MacKenzie Cherban, from Villa Maria Academy in Erie, Pa., in the Diocese of Erie, won second prize for a mosaic-decorated mirror, inscribed with the message, "This person can help stop poverty." She will receive $375, with an equal amount to be donated to a CCHD-funded organization.
Third place was awarded to Ashley Garcia, who attends Queen of Heaven school in Albuquerque, N.M, in the Archdiocese of Santa Fe. Her visual arts entry was a print that depicts a girl split into two: one side represents a life of poverty and the other envisions a life of plenty. She will receive $250 in cash, with an equal donation to the CCHD-funded organization of her choice.
The Multi-Media Youth Arts Contest was developed by CCHD to reach out to youth and encourage them to work in a creative way on projects that explore the issues of poverty and injustice in the United States. It is open to students in grades seven through 12 in Catholic parishes and schools. This year, students were asked to develop the theme, "Unlock Opportunities. End Poverty" through visual arts, audio-visual means or literature. Original works were submitted to diocesan-level competitions. Local winners were forwarded to Washington for final judging by a panel of professionals.
Announcing the winners, Timothy F. Collins, CCHD executive director, said, "It is encouraging to see how many students are able to use new and traditional media to creatively express their growing understanding of the reality of poverty in their own communities.
Moreover, they are committed to exploring compassionate solutions to what they find while researching the subject of their art."
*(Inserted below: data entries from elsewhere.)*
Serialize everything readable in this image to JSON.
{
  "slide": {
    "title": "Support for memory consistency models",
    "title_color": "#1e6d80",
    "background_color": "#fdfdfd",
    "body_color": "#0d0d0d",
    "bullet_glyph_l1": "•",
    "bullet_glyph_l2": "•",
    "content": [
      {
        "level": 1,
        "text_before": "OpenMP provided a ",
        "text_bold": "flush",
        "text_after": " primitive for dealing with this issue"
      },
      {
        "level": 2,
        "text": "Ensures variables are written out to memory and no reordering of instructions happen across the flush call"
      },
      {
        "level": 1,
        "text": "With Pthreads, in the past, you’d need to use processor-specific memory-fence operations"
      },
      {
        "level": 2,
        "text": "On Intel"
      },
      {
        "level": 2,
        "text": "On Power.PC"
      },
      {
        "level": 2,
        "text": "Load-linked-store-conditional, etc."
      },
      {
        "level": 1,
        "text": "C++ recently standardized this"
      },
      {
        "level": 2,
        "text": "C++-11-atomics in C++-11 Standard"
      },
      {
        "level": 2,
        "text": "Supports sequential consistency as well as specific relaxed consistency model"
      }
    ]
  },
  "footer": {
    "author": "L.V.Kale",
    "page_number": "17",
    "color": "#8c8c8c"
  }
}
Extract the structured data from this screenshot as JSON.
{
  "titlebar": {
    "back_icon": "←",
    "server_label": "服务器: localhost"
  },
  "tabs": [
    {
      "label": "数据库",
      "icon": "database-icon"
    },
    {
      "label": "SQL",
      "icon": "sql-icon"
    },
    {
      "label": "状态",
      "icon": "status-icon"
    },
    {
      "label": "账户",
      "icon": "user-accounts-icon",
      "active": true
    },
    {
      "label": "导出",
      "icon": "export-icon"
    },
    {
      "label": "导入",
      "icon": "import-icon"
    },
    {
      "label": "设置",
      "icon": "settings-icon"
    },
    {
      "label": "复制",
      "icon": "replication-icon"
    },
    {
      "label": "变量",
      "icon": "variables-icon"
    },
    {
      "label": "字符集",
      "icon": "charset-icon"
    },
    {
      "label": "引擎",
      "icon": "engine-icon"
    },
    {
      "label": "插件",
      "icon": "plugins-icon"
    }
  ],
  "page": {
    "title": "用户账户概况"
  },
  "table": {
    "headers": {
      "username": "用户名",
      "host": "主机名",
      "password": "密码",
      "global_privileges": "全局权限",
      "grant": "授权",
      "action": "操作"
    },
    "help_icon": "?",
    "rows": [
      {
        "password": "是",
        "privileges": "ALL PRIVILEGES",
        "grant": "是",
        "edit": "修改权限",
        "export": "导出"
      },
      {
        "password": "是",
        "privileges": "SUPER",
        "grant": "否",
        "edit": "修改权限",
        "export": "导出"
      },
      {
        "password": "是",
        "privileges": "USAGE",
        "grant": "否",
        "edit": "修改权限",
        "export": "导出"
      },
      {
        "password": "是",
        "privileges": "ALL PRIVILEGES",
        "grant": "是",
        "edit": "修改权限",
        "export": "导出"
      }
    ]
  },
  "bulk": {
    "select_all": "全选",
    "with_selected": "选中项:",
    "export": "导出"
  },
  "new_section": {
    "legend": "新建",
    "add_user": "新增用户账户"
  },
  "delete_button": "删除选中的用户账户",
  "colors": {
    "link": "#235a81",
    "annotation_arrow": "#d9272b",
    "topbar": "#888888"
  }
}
Mr. Collins added, "Sometimes we need the unvarnished perspective of students to remind us how unjust it is that one in eight people in our country live in poverty. CCHD is working every day to help the poor empower themselves and help the non-poor to expand opportunities for those with such limited access to them."
Honorable mentions will be presented to Josh Crump and Mike Boudreau, graduates of Fr. Lopez Catholic High School, Orlando, Florida, in the Diocese of Orlando (visual arts); Tim Mack, St. Raymond School, Mount Prospect, Illinois, in the Archdiocese of Chicago (literature); Alexandra Trevino, Monroe Catholic High School, Fairbanks, Alaska, in the diocese of Fairbanks (audio); Lydia Zibelman, Villa Maria Academy, Erie, Pennsylvania, in the Diocese of Erie (visual arts) and Rachel DeOrnellis, Amber Dudenhoeffer and Lesley Wesley, St. Mary School, Frankenstein, Missouri, in the Diocese of Jefferson City (visual arts). Rachel DeOrnellis is the sister of one of the grand prize winners in the 2003-2004 Multi-Media Youth Arts contest, Megan DeOrnellis.
The theme for CCHD's 2006-07 Multi-Media Youth Arts Contest is "This is Life in Poverty in the U.S.A." Catholic young people in grades 7-12 are invited to submit entries. Contest materials are available on the internet: http://www.usccb.org/cchd/contestmaterials.shtml
The Catholic Campaign for Human Development is the domestic anti-poverty and social justice program of the U.S. Catholic Bishops. With the support of Catholic parishioners, it has provided grants to more than 4,000 community and economic development projects over the past 37 years. The annual CCHD collection is taken up in most Catholic parishes in the United States on the weekend before Thanksgiving. This year the national collection date is November 18-19.
Editors: A jpg file of the winning entry is available by contacting Barbara Stephenson (email@example.com) or Mike Poulin (firstname.lastname@example.org) at CCHD. Additional information about the contest and other CCHD initiatives for Catholic youth and young adults is available at the CCHD website http://www.usccb.org/cchd/youth.shtml or by calling Mike Poulin at (202) 541-3297.